What is downloading?
Downloading is the transmission of a file or data from one computer to another over a network, usually from a larger server to a user device. Download can refer to the general transfer of data or to transferring a specific file. It can also be called to download, DL or D/L.
All internet use requires downloading data. While browsing websites or using apps, the computer or mobile device is downloading data. This data could be the text, images or videos used on the pages or apps that users visit. Most of this data is only kept for long enough for it to be used once and then removed from the device.
When users want to keep the data on their device, they download the data to it. This could be a file, document or app that they want to keep permanently. When they download it, users make a copy of the data from what is on the central computer, called the server.
In general use, the word download is used for both the process of copying the data and for the resulting file. Download is also mostly used in the context of copying data from a larger central server. While not a hard-and-fast rule, if the data is moving between two peer client devices or between two pieces of local data storage, such as from a compact disc to a hard disk drive, it would be called transferring data and not downloading.
Taking data or a file from a client device and copying it to a server is called an upload.
What is download speed?
Download speed is a measure of how much data can be transferred from an arbitrary internet location to a user's device in a second. It is typically measured in megabits per second (Mbps). The higher the number, the faster the connection. The maximum capacity to transfer data of a wired or wireless network in a certain amount of time is referred to as bandwidth.
In the United States, 25 Mbps or over is considered broadband internet speed.
For most home or personal internet connections, the upload speed is lower than the download. This is because, for most people, they need to download far more data than they need to upload, so downloads are prioritized by the internet service provider (ISP). Businesses may benefit from having the same upload speed as their download; this is called having a symmetrical internet connection.
An ISP will advertise the fastest possible theoretical download speed, but many factors can affect real-world download speed. Older home networking or Wi-Fi routers may not be able to provide fast enough connections to support modern internet connections. Poor cellphone or Wi-Fi signal strength also results in slow downloads. In addition, the speed of the server that users are downloading from may not be especially fast.
For example, large companies have many servers with exceptionally fast internet connections that can support many devices downloading at high speed simultaneously. But smaller companies may only have one server that is easily overwhelmed by many people trying to download something, and the resulting download is slow.
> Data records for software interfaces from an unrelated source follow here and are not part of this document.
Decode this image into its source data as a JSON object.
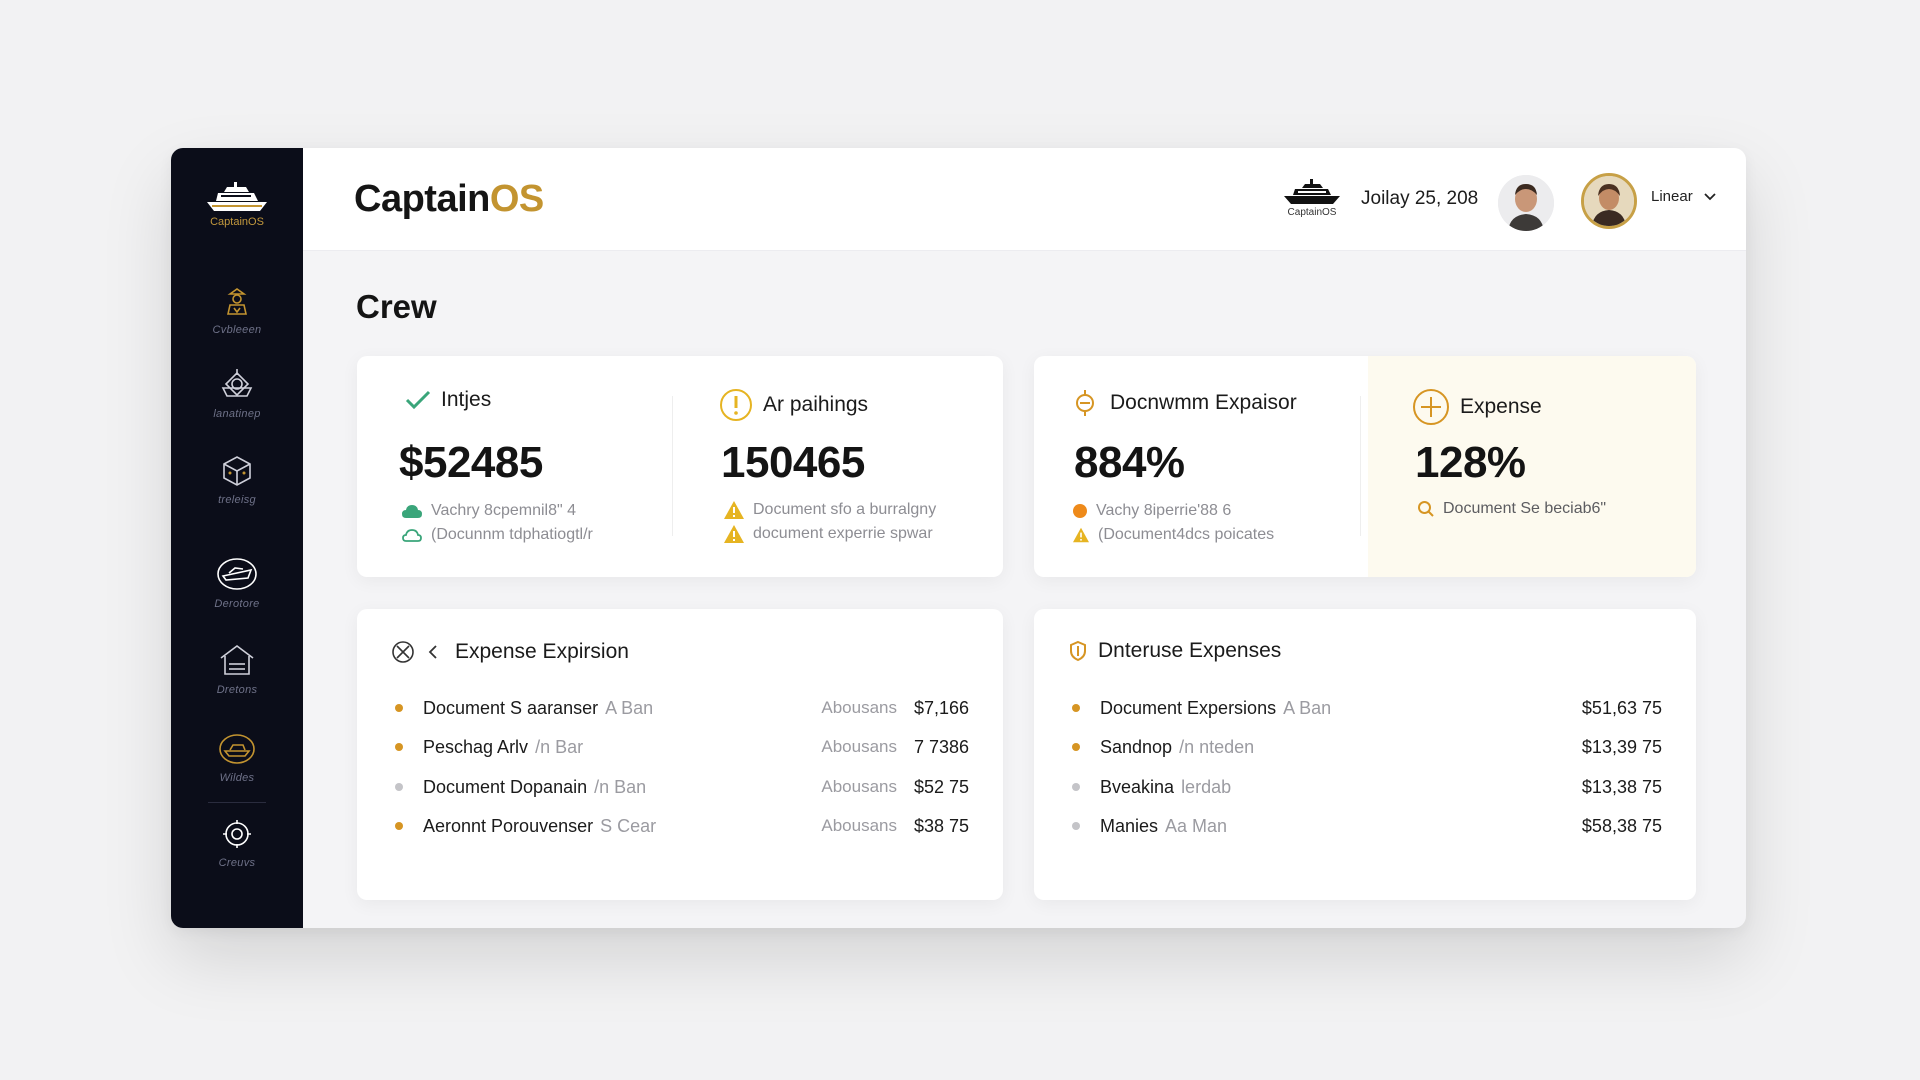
{
  "app": {
    "brand_part1": "Captain",
    "brand_part2": "OS",
    "brand_color": "#c39430",
    "sidebar_logo_text": "CaptainOS",
    "header_logo_text": "CaptainOS",
    "date": "Joilay 25, 208",
    "user_name": "Linear"
  },
  "sidebar": {
    "items": [
      {
        "label": "Cvbleeen",
        "icon": "captain-figure-icon"
      },
      {
        "label": "lanatinep",
        "icon": "ship-helm-icon"
      },
      {
        "label": "treleisg",
        "icon": "cargo-crate-icon"
      },
      {
        "label": "Derotore",
        "icon": "speedboat-icon"
      },
      {
        "label": "Dretons",
        "icon": "harbor-house-icon"
      },
      {
        "label": "Wildes",
        "icon": "yacht-icon"
      },
      {
        "label": "Creuvs",
        "icon": "lifebuoy-icon"
      }
    ]
  },
  "page": {
    "title": "Crew"
  },
  "stats": [
    {
      "title": "Intjes",
      "icon": "check-icon",
      "value": "$52485",
      "sub1": "Vachry 8cpemnil8\" 4",
      "sub2": "(Docunnm tdphatiogtl/r"
    },
    {
      "title": "Ar paihings",
      "icon": "alert-circle-icon",
      "value": "150465",
      "sub1": "Document sfo a burralgny",
      "sub2": "document experrie spwar"
    },
    {
      "title": "Docnwmm Expaisor",
      "icon": "document-expiry-icon",
      "value": "884%",
      "sub1": "Vachy 8iperrie'88 6",
      "sub2": "(Document4dcs poicates"
    },
    {
      "title": "Expense",
      "icon": "plus-circle-icon",
      "value": "128%",
      "sub1": "Document Se beciab6\""
    }
  ],
  "expense_expirsion": {
    "title": "Expense Expirsion",
    "rows": [
      {
        "name": "Document S aaranser",
        "tag": "A Ban",
        "who": "Abousans",
        "amount": "$7,166",
        "status": "gold"
      },
      {
        "name": "Peschag Arlv",
        "tag": "/n Bar",
        "who": "Abousans",
        "amount": "7 7386",
        "status": "gold"
      },
      {
        "name": "Document Dopanain",
        "tag": "/n Ban",
        "who": "Abousans",
        "amount": "$52 75",
        "status": "grey"
      },
      {
        "name": "Aeronnt Porouvenser",
        "tag": "S Cear",
        "who": "Abousans",
        "amount": "$38 75",
        "status": "gold"
      }
    ]
  },
  "dnteruse_expenses": {
    "title": "Dnteruse Expenses",
    "rows": [
      {
        "name": "Document Expersions",
        "tag": "A Ban",
        "amount": "$51,63 75",
        "status": "gold"
      },
      {
        "name": "Sandnop",
        "tag": "/n nteden",
        "amount": "$13,39 75",
        "status": "gold"
      },
      {
        "name": "Bveakina",
        "tag": "lerdab",
        "amount": "$13,38 75",
        "status": "grey"
      },
      {
        "name": "Manies",
        "tag": "Aa Man",
        "amount": "$58,38 75",
        "status": "grey"
      }
    ]
  },
  "colors": {
    "sidebar_bg": "#0b0d19",
    "accent_gold": "#c39430",
    "check_green": "#3aa57a",
    "warning_yellow": "#e6b422",
    "alert_orange": "#ee8a1a"
  }
}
What is the difference between download, cache and stream?
When transferring a file to a device, such as for music or a video, users may have the option to download, cache or stream it. While there is not a hard-and-fast rule for how different companies use these terms, in general, a download is a permanent copy, a cache is a temporary copy and a stream is only copied as it is used.
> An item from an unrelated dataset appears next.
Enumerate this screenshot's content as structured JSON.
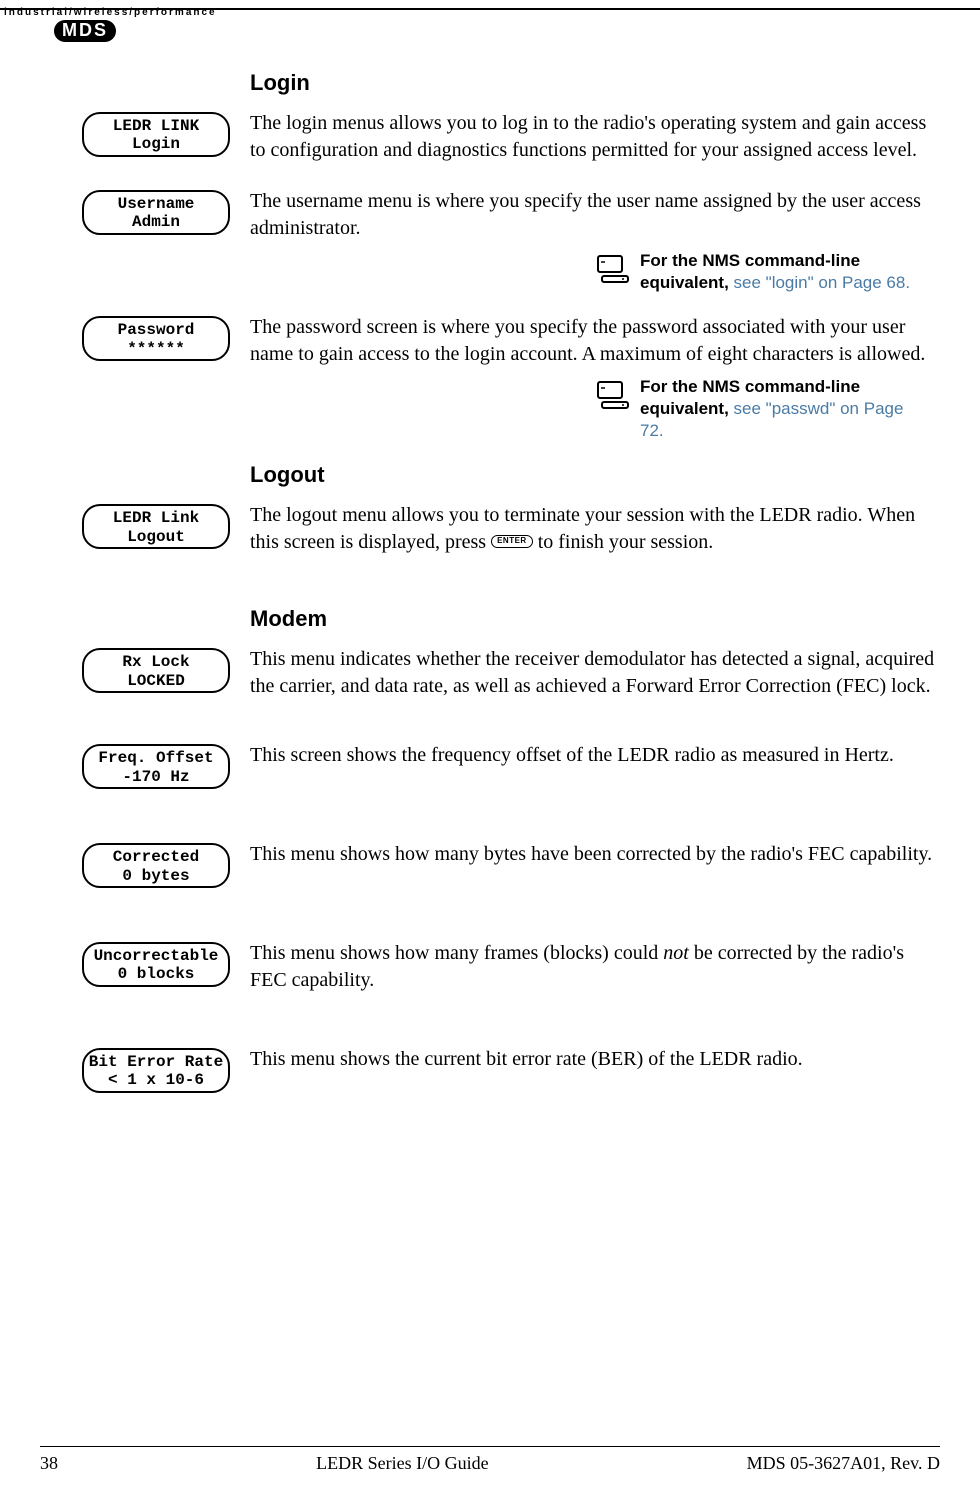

To download the data means to have a permanent copy. The full data is kept on a local device. Usually, end users manage the copy and have access to use it as much as they want. They may be able to copy it to another device. An example download would be to save a copy of a document to a device so it is always available.
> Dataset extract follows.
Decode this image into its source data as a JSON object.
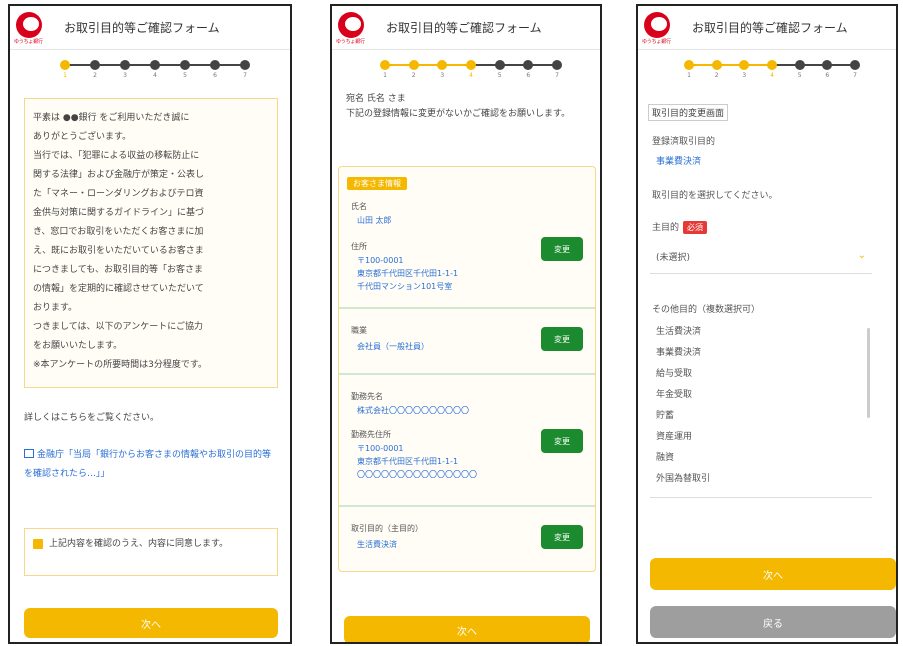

A cached copy is generally a whole copy that is on the device, but it is managed by the program and not the user. It may not be complete and may require that the service be contacted before it can be used again. The program decides how long the cache copy will exist and may delete it as needed. Having cached data is beneficial because less data needs to be transferred and it makes the content available faster. Usually, the user will not be able to use the data outside the program. An example of a cache would be a music service having a cache so the songs don't need to transfer data each time they are played or so that they can be available for offline playback.
A streamed copy is when the data is only sent to the device just before it is needed and is not kept after it has been used. This is most often used for music and movies. Often, only a few moments ahead of what is being viewed is sent to the end-user device. The data is kept in a temporary buffer before it is shown. Once the content is finished, the data is deleted. If the person wants to view it again, another copy needs to be streamed from the server. An example of a stream is when an online video service sends the video data as it is needed, but if the internet is removed, the stream ends.
Ways to download
There are a variety of ways to download data, including the following.
Hypertext Transfer Protocol (HTTP) downloads use the same protocol as browsing websites to send the file data. It is the most popular way to download files from the internet. All web browsers use this to download files directly. HTTP does not support pausing or resuming failed downloads natively.
File Transfer Protocol (FTP) is one of the oldest protocols for downloading files. It is used by a dedicated program to log on to an FTP server to browse and download. It can be used with passwords and be encrypted by using FTP Secure.
Peer-to-peer (P2P) downloads use special clients and protocols to send and receive files without a central host. A popular P2P protocol is BitTorrent.